▶ **Assignment**: The lines to return are those below that contain the word "this".

Collected data
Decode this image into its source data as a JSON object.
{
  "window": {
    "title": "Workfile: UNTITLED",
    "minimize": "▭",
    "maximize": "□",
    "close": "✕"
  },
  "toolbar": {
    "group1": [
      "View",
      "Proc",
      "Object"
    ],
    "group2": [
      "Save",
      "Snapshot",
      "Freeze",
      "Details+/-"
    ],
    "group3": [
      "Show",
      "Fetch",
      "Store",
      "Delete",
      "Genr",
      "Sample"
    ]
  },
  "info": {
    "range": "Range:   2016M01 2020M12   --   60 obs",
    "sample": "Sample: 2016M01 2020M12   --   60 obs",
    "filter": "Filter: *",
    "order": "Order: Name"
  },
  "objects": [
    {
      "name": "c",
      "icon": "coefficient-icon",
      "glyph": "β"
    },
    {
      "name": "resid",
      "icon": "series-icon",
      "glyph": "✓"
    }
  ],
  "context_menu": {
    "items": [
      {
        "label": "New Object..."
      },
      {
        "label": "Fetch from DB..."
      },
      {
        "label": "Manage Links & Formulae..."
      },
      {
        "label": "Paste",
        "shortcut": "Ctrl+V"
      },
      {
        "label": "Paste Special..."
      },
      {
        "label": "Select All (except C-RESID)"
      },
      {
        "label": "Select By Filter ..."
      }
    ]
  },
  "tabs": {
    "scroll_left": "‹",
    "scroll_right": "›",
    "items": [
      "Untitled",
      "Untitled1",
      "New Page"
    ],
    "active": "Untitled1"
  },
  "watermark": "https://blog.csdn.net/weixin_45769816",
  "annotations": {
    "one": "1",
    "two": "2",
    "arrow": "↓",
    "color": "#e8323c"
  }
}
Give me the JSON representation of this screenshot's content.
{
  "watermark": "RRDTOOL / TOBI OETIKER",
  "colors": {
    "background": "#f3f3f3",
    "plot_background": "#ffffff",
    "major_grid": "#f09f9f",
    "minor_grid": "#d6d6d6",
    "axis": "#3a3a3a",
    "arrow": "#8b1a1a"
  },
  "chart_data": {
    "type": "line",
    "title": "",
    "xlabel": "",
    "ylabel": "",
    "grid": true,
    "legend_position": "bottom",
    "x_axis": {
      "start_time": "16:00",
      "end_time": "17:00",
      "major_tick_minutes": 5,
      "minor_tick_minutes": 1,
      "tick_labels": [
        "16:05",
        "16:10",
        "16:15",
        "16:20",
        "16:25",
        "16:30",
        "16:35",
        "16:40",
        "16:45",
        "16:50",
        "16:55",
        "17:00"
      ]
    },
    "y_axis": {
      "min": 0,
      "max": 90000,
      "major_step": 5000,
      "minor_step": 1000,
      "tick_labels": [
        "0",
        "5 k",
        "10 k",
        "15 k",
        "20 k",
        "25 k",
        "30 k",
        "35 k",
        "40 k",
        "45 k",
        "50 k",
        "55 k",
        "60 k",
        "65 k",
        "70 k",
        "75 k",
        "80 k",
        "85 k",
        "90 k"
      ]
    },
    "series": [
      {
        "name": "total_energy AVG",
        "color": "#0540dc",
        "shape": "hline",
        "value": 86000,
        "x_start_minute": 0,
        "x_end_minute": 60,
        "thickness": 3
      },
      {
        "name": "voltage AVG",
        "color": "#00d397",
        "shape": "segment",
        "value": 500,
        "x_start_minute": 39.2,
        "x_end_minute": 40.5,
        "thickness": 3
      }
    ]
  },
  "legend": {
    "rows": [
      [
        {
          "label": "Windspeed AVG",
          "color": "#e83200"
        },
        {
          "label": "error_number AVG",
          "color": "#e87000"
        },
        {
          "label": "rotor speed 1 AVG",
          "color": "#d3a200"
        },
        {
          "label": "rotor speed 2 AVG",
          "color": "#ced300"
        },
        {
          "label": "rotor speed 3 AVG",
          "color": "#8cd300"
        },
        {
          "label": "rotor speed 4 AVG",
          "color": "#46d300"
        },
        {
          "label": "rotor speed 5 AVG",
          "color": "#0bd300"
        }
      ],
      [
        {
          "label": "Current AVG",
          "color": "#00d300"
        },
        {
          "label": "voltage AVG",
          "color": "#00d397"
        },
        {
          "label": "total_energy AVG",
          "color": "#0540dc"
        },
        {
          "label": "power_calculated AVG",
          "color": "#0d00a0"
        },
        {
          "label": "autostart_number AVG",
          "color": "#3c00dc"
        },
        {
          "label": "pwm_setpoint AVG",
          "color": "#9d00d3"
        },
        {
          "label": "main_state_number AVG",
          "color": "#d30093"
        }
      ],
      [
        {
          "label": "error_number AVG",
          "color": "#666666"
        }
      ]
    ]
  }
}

▶ **Exercise solution**:
Decode this image into its source data as a JSON object.
Give me the JSON representation of this screenshot's content.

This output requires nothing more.